During a telephone conversation with the National Transportation Safety Board (NTSB) investigator-in-charge (IIC), on May 30, the captain reported that he was planning to land on runway 16, at the Nixon Fork Mine airport. The gravel surface runway, about 1,510 feet msl, is about 4,200 feet long. The captain said that the airplane became low on the landing approach, the right wing dropped, and the right main landing gear struck the lip of the runway. The right main landing gear was torn off, which allowed the nose and right wing to collide with the runway surface. The right wing was torn off the fuselage and caught fire. The fuselage, containing the cargo of fuel bladders, slid to a stop and rolled about 90 degrees to the left. The right wing continued to burn for about 1.5 hours.
The Carvair ATL-98 airplane has a raised cockpit area, above the fuselage, to allow for the installation and operation of an upward swinging nose door.
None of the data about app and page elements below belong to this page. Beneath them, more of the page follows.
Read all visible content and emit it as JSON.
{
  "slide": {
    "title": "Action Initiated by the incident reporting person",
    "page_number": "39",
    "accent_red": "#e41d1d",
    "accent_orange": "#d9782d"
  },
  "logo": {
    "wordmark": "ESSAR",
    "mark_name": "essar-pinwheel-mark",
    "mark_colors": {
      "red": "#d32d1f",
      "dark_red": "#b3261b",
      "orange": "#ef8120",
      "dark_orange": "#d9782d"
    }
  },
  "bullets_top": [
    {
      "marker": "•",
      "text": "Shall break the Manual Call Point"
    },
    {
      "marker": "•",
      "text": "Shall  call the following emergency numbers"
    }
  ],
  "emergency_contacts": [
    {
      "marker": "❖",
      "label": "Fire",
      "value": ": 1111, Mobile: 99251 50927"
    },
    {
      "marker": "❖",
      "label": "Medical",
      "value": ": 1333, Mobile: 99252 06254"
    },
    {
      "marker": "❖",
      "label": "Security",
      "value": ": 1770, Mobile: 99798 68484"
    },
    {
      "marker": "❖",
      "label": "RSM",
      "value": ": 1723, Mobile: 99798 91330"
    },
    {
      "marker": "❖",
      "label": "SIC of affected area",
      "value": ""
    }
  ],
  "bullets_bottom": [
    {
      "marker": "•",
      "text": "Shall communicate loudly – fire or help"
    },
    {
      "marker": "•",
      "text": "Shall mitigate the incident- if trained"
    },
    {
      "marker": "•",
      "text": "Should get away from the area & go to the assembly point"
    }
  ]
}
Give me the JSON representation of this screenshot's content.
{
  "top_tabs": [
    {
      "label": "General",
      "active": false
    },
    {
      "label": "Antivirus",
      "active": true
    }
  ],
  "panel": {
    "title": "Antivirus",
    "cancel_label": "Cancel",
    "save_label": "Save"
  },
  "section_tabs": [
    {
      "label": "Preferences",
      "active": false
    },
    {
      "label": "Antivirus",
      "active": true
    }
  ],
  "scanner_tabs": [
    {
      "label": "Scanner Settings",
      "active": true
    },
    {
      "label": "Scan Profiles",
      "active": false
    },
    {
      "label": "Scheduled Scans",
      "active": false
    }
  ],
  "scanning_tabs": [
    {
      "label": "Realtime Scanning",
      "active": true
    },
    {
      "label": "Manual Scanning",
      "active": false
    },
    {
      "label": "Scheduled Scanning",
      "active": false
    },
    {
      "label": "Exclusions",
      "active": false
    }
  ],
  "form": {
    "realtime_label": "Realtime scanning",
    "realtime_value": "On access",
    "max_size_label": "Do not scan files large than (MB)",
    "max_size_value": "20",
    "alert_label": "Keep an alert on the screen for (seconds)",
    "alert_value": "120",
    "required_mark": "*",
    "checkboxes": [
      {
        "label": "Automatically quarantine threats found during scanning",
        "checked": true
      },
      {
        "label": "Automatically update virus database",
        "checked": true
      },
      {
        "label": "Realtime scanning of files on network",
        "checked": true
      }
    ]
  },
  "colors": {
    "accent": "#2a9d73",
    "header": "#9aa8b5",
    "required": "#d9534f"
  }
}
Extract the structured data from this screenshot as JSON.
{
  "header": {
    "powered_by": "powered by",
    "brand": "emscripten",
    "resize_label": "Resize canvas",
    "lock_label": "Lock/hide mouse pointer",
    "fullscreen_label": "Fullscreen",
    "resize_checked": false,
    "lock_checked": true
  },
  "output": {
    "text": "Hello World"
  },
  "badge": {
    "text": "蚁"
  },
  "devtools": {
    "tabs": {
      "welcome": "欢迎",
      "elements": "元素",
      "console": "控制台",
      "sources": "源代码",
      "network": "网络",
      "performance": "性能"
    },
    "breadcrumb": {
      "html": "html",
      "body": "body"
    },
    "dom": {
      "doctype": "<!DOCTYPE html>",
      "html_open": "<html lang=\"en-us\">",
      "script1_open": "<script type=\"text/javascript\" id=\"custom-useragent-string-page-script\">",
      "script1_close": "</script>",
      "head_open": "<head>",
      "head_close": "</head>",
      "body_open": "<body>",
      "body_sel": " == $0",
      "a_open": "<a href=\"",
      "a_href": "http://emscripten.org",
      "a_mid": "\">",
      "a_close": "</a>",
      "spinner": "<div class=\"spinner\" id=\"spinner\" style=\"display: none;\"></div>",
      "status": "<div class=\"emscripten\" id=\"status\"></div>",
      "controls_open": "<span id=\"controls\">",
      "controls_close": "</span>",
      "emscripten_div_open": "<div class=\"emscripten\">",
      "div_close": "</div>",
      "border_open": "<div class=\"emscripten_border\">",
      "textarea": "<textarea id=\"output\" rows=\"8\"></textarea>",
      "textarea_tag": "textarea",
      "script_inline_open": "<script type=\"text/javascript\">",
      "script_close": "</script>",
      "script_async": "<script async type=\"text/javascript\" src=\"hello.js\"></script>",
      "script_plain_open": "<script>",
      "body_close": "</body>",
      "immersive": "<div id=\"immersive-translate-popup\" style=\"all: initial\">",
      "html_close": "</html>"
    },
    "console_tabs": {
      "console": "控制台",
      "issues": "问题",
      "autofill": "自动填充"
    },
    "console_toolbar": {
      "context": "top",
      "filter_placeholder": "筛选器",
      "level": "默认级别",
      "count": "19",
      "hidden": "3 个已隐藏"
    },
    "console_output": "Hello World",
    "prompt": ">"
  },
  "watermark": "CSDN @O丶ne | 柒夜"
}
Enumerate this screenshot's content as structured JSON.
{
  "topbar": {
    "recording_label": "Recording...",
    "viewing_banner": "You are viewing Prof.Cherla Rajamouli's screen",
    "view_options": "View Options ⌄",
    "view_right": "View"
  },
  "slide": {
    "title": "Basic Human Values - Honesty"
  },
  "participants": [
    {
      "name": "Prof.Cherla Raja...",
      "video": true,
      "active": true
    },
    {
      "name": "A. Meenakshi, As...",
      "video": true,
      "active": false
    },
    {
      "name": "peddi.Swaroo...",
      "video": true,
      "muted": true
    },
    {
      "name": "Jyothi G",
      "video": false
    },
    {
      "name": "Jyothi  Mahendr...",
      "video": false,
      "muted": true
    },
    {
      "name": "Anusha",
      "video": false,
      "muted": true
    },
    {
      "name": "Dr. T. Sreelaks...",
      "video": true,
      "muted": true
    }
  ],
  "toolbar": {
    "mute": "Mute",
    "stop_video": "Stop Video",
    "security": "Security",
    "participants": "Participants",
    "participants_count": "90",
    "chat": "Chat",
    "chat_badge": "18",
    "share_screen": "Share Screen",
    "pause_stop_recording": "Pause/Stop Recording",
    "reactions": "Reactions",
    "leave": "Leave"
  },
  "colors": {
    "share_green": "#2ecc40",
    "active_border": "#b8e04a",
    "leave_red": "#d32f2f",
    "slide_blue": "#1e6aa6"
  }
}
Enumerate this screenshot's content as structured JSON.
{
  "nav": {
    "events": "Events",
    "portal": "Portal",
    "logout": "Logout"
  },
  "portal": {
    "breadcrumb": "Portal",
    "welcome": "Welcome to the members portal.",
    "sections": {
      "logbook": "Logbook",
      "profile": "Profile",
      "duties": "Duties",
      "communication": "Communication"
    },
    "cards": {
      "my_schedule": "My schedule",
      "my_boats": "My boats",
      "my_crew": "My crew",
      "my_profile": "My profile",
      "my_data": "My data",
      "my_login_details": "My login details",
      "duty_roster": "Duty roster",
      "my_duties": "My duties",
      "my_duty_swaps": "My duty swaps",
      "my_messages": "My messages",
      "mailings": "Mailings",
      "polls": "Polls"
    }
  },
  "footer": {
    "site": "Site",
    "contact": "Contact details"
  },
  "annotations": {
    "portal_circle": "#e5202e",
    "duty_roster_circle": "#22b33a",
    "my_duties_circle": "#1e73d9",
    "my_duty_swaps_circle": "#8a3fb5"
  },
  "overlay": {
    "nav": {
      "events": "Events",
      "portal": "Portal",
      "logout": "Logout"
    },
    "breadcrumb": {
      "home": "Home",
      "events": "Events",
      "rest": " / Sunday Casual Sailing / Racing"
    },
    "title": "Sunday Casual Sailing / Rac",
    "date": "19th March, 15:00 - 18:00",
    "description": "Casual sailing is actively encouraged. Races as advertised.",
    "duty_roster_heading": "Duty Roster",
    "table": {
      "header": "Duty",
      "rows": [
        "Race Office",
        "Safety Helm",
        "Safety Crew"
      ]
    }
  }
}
The Pilot/Operator Aircraft Accident Report (NTSB Form 6120.1) submitted by the pilot, contains a recommendation (How could this accident have been prevented?) section. The pilot indicated that the sight picture in the Carvair is higher than the DC-4, and said, "I think I was lower than I perceived."